◆ **Work item**: Every line of the records below that has the word "icon" should be copied.

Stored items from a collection

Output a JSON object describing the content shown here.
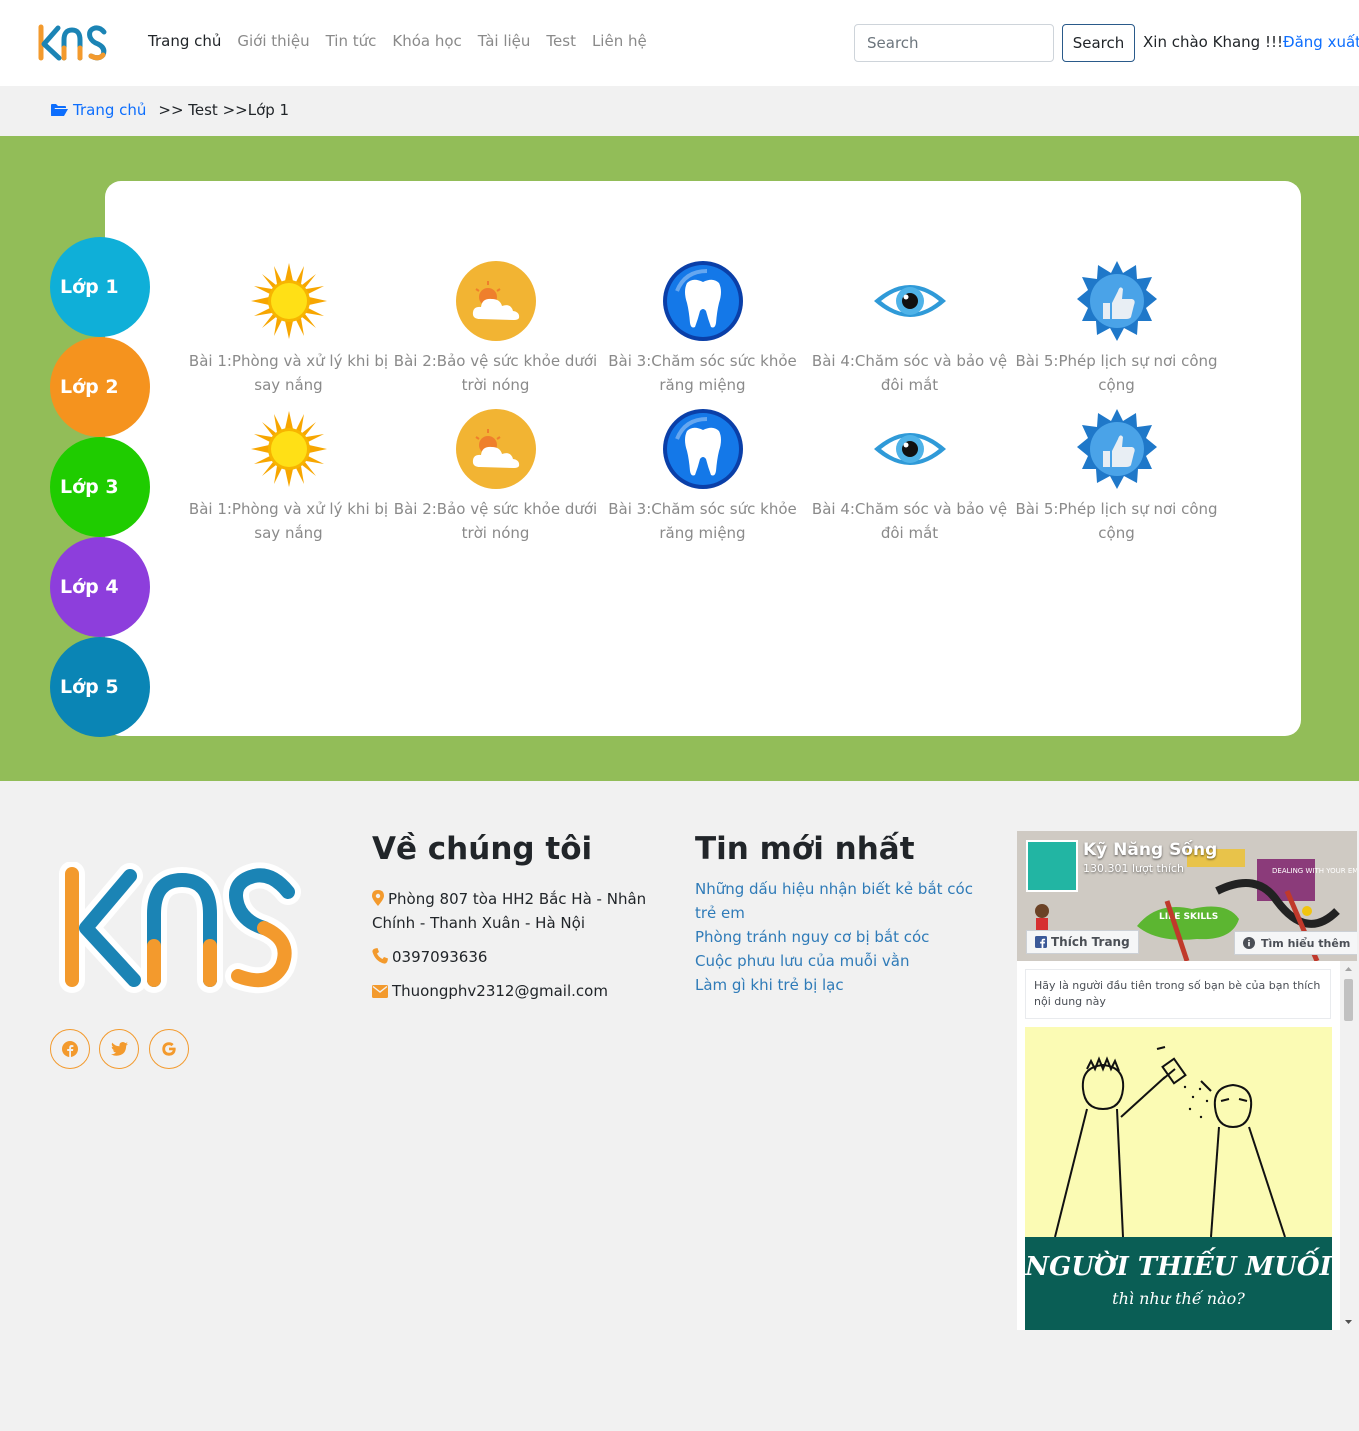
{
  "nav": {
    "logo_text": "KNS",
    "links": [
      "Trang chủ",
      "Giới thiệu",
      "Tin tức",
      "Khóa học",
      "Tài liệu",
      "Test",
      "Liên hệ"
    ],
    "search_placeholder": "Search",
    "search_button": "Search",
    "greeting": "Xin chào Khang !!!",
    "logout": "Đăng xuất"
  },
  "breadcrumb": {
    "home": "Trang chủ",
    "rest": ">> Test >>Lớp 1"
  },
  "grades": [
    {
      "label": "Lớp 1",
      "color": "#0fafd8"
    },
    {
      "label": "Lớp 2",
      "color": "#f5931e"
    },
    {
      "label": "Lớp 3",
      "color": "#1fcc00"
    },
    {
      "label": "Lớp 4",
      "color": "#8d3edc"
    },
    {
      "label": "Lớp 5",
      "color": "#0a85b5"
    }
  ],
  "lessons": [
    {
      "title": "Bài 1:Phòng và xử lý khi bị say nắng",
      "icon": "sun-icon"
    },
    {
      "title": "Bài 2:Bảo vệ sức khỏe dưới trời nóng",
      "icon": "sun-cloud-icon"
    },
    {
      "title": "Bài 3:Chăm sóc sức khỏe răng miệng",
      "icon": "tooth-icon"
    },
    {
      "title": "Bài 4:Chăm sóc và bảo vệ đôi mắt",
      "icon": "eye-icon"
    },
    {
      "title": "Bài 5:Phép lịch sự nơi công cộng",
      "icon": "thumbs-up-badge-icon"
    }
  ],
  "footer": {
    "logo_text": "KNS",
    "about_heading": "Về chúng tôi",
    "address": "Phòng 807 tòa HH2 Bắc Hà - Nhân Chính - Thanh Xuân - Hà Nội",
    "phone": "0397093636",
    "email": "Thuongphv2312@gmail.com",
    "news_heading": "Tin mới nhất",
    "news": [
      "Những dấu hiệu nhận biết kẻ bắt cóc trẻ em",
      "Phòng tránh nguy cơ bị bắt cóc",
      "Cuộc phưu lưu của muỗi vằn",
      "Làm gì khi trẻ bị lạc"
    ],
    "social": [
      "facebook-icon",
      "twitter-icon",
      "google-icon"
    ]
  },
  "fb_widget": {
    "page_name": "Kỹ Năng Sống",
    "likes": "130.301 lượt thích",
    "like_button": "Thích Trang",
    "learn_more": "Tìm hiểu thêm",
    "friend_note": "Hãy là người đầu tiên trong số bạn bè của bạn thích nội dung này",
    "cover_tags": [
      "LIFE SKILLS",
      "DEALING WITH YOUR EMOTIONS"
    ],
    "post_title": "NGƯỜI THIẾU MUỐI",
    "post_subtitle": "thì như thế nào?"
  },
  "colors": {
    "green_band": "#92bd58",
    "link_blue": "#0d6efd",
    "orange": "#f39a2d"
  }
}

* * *

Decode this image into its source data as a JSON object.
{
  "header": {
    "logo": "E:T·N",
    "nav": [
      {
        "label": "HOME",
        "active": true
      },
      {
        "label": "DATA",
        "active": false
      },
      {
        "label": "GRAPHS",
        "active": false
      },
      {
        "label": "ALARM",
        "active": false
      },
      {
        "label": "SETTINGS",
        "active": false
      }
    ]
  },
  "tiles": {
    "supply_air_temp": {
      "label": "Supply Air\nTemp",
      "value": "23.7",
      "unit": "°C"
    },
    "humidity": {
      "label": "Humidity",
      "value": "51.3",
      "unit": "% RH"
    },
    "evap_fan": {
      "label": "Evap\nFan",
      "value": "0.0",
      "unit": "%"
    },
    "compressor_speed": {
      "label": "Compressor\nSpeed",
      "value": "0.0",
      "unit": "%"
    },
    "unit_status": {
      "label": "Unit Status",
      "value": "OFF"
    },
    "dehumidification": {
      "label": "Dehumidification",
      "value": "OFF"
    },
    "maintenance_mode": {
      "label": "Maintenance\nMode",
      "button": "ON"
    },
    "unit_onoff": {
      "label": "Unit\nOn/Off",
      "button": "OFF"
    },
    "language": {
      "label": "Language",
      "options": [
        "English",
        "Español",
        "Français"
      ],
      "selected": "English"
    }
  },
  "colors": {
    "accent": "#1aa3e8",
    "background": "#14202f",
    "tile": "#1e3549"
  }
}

◆ **Exercise solution**:
      "icon": "sun-icon"
      "icon": "sun-cloud-icon"
      "icon": "tooth-icon"
      "icon": "eye-icon"
      "icon": "thumbs-up-badge-icon"
      "facebook-icon",
      "twitter-icon",
      "google-icon"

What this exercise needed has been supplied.